If you would like more information about dental trauma, please contact us or schedule an appointment for a consultation. You can learn more in the Dear Doctor magazine articles “Trauma & Nerve Damage to Teeth” and “The Field-Side Guide to Dental Injuries.”
Learn what to do during a dental emergency from your West Hartford dentists.
Would you know what to do if you experienced a dental emergency? Dr. John Rosenlieb, Dr. Robert Alexander, Dr. Bruce Abel and Dr. Joe Parets, your West Hartford, CT, emergency dentists at Comprehensive Dental Care, explain how to handle several common types of dental emergencies.
Knocked Out Teeth
Prompt action is crucial if your tooth is knocked out. If you can find your tooth and receive emergency treatment within an hour, there's a good chance that it can be reimplanted in your jaw. As soon as you locate your tooth, rinse it with water to remove dirt and debris. The best place for a knocked out tooth is in its socket. Place it gently back in the socket if you can. If it no longer seems to fit, hold it in your mouth between your teeth and your gums, or place it a sealed container covered by your own saliva or some milk. Keeping the tooth moist until you can see your dentist is very important.
If your loose teeth has shifted out of position, don't chew on that side of your mouth or press on the tooth while you are on the way to your dental appointment.
Abscesses, infections in the pulp at the center of your tooth, are also dental emergencies. Abscesses can cause severe pain, facial or jaw swelling, and fever. Antibiotic treatment is necessary to prevent the infection from entering your bloodstream. You'll also need a root canal to save the tooth.
If you experience any of these emergencies, call the office immediately and we'll schedule an emergency appointment. Whether you have a dental emergency or need a checkup, we're here to help you keep your smile healthy.

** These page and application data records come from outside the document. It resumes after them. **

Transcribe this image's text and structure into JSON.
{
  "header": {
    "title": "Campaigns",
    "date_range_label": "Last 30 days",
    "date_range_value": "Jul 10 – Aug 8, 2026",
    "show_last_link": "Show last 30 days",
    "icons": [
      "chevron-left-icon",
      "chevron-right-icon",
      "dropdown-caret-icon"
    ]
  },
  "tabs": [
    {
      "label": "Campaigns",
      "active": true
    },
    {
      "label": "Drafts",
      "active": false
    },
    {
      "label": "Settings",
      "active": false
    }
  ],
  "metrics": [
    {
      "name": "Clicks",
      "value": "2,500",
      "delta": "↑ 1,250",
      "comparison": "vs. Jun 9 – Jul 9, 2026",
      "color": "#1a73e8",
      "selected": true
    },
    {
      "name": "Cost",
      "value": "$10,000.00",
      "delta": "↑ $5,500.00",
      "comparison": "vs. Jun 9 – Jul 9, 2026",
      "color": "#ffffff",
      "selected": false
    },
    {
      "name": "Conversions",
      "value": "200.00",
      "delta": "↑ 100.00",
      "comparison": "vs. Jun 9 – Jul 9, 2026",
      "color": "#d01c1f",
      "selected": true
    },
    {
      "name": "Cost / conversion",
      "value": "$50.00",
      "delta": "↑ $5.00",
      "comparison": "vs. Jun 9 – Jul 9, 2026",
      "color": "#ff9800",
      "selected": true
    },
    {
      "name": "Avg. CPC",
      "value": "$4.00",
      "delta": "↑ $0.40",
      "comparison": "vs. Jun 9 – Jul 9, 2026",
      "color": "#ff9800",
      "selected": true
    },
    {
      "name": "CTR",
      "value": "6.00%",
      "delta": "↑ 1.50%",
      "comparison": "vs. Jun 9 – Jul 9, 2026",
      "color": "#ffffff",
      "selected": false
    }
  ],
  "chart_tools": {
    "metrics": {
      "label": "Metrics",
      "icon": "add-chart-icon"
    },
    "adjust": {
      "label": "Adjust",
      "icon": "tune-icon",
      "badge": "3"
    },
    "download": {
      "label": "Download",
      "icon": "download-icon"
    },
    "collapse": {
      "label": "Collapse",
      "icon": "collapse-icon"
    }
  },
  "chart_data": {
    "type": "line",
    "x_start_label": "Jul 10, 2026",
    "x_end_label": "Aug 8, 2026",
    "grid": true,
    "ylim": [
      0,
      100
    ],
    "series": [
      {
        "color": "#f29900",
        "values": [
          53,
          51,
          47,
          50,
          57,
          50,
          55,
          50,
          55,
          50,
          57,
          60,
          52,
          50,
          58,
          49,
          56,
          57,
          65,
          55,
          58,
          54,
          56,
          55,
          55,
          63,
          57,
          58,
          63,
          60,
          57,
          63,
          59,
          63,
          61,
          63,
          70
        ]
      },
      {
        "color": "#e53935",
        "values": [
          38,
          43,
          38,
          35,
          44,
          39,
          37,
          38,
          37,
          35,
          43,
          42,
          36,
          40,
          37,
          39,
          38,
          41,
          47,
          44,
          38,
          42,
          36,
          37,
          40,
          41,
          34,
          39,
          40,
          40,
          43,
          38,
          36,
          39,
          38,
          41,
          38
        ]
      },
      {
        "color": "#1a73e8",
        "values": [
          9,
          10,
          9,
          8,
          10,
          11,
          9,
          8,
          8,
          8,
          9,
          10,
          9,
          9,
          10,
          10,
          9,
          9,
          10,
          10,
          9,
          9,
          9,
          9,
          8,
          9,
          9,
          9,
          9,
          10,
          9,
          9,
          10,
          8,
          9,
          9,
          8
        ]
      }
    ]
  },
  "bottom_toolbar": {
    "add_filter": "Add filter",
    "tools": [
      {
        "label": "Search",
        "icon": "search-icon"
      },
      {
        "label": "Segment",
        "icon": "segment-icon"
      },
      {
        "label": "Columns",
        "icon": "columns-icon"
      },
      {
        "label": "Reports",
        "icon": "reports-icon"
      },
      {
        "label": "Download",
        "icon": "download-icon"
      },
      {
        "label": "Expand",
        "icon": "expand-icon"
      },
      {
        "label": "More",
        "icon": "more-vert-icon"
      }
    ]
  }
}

Call Dr. Rosenlieb, Dr. Alexander, Dr. Abel and Dr. Parets, your West Hartford, CT, emergency dentists at Comprehensive Dental Care, at (860) 233-7514 to schedule your appointment.